DATA PROVIDED
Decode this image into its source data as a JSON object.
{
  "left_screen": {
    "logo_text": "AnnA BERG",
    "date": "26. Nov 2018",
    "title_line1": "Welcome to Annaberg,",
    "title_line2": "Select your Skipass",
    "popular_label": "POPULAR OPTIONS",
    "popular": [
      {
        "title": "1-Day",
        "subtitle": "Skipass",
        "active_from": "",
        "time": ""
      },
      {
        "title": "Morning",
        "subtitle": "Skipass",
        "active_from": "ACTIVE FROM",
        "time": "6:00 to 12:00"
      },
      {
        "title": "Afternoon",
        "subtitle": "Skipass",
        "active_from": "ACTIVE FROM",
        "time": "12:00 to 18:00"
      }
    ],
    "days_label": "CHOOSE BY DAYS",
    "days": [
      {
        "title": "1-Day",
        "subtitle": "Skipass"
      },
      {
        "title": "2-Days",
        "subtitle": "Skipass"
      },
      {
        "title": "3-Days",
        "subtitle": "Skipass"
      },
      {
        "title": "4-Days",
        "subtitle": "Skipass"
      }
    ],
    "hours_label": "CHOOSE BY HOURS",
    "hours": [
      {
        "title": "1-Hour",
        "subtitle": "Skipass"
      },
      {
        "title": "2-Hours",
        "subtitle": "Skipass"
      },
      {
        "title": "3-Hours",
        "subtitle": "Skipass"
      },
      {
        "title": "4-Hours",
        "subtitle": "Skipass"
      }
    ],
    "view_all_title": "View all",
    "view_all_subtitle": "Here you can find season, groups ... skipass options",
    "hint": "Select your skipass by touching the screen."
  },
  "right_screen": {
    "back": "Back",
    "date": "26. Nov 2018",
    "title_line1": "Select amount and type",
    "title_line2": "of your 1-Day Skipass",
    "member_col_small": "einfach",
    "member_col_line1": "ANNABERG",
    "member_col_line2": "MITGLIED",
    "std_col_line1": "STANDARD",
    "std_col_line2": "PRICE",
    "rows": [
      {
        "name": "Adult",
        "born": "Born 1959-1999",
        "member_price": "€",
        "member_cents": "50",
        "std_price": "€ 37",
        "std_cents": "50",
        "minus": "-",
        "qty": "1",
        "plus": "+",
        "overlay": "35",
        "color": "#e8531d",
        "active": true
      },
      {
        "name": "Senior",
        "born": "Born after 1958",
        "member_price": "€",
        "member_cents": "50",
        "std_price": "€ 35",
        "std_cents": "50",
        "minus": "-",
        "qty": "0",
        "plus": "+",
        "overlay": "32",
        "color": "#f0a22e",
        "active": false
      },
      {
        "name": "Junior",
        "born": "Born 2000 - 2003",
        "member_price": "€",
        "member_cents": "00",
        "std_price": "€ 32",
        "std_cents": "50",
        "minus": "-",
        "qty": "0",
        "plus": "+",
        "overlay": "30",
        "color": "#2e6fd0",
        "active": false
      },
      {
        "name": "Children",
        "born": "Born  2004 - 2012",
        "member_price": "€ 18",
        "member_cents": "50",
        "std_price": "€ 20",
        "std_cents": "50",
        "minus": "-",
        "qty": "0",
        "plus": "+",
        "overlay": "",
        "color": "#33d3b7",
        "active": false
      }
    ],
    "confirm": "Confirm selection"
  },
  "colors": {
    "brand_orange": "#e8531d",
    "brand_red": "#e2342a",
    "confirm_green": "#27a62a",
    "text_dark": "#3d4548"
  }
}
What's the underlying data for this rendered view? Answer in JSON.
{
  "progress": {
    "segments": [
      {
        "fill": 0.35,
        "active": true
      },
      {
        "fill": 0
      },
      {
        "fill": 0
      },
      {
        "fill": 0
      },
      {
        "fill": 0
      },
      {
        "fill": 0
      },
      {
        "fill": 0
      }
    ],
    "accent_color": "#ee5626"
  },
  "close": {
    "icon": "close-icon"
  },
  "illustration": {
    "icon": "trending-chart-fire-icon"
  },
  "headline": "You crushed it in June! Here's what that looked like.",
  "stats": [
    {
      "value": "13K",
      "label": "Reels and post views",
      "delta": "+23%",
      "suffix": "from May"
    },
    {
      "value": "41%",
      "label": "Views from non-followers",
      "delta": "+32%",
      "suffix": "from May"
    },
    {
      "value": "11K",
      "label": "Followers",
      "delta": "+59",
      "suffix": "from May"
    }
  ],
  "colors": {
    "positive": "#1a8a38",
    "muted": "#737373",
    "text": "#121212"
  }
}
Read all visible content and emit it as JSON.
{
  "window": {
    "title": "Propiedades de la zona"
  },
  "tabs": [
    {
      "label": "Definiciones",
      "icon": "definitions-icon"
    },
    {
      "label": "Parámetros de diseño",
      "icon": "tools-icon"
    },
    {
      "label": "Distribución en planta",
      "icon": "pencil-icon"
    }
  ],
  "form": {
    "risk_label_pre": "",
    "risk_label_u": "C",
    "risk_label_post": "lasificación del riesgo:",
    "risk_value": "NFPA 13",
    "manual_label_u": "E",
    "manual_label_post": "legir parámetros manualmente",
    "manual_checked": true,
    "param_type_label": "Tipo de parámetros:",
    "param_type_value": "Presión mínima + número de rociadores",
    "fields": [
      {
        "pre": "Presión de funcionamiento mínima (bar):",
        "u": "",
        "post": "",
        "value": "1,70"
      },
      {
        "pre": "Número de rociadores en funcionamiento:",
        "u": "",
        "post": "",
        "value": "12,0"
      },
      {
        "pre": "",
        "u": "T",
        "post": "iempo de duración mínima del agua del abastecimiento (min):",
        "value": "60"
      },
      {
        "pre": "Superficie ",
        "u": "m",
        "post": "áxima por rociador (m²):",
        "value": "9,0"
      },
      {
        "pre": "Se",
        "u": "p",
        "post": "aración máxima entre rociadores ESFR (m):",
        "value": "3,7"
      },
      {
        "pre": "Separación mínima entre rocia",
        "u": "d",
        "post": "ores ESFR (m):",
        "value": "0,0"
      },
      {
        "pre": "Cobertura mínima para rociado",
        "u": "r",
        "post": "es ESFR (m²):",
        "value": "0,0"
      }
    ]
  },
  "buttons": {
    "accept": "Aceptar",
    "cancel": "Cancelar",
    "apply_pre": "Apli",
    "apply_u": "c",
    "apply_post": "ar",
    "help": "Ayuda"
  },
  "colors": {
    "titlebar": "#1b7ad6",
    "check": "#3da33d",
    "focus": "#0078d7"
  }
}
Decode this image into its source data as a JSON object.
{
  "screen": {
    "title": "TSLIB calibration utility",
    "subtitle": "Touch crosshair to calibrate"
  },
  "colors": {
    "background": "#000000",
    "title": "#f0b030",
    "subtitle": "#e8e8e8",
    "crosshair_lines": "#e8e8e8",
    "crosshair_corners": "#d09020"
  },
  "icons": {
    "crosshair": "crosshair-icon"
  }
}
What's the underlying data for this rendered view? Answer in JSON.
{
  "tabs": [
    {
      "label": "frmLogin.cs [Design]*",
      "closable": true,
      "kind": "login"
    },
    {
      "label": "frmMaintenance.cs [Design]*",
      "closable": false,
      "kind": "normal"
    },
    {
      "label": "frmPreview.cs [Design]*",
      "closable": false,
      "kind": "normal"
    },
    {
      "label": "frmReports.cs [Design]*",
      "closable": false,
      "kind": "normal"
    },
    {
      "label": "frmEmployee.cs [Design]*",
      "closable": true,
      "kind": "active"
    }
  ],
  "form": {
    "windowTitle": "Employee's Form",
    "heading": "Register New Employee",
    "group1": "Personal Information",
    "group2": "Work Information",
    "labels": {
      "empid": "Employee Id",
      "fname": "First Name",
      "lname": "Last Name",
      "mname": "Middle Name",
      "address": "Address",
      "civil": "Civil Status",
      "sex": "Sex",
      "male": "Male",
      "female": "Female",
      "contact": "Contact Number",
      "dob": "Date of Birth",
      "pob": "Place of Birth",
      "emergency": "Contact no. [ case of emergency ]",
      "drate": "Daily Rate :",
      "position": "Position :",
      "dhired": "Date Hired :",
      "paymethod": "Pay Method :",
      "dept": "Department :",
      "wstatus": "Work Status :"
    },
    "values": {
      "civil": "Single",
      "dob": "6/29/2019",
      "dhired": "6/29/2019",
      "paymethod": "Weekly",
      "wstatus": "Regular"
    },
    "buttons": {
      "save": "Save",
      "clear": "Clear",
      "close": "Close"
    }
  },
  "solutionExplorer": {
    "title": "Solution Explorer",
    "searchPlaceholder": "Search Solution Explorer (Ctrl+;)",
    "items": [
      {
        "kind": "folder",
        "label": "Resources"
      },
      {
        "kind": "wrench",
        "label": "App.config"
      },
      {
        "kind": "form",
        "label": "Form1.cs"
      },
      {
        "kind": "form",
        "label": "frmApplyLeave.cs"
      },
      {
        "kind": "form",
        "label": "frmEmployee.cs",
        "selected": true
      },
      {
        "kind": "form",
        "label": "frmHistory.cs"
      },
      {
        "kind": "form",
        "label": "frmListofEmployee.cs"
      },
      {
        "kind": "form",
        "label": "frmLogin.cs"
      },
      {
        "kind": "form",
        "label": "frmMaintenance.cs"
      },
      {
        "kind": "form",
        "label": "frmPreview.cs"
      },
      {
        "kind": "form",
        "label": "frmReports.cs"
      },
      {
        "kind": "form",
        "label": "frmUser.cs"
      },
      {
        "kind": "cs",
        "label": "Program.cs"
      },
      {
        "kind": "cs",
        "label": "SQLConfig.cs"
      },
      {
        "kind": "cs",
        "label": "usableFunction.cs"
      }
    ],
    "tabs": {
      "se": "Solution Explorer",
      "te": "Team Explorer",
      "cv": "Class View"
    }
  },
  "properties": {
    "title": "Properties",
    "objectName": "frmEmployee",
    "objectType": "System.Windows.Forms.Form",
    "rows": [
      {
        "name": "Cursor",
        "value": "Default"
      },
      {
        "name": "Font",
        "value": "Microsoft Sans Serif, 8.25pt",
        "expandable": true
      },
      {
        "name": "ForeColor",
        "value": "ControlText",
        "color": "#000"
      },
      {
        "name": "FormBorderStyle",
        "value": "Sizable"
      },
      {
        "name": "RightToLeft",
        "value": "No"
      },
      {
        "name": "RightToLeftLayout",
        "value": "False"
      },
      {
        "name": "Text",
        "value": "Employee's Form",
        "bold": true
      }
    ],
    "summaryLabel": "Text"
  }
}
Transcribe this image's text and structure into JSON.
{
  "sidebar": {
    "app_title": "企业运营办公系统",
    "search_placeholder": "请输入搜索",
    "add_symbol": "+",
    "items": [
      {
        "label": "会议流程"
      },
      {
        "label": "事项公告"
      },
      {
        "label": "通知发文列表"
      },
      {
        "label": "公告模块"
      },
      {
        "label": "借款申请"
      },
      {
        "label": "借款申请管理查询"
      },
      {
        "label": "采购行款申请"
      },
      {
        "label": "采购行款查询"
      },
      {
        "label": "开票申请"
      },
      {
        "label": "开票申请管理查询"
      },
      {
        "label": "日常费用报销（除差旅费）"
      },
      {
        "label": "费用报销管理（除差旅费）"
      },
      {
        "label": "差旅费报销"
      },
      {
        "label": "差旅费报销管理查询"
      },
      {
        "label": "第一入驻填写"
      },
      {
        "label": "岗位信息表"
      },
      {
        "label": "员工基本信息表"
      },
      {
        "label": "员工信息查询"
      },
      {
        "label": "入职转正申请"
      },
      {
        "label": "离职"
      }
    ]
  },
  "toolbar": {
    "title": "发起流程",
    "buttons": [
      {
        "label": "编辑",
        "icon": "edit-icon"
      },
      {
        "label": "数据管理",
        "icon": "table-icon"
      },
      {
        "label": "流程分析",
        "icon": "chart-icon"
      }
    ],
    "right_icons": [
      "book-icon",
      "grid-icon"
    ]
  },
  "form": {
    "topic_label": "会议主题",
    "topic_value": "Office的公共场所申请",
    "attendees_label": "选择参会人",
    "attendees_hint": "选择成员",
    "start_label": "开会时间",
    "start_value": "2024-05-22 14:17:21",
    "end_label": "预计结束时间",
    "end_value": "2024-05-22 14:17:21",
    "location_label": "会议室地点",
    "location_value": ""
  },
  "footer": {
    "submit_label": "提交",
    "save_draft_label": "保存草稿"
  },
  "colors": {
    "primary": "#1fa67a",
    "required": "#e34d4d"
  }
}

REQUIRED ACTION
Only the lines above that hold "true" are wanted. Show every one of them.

RESULT OF THIS EXERCISE
        "active": true
        "active": true
    "manual_checked": true,
      "closable": true,
      "closable": true,
        "selected": true
        "expandable": true
        "bold": true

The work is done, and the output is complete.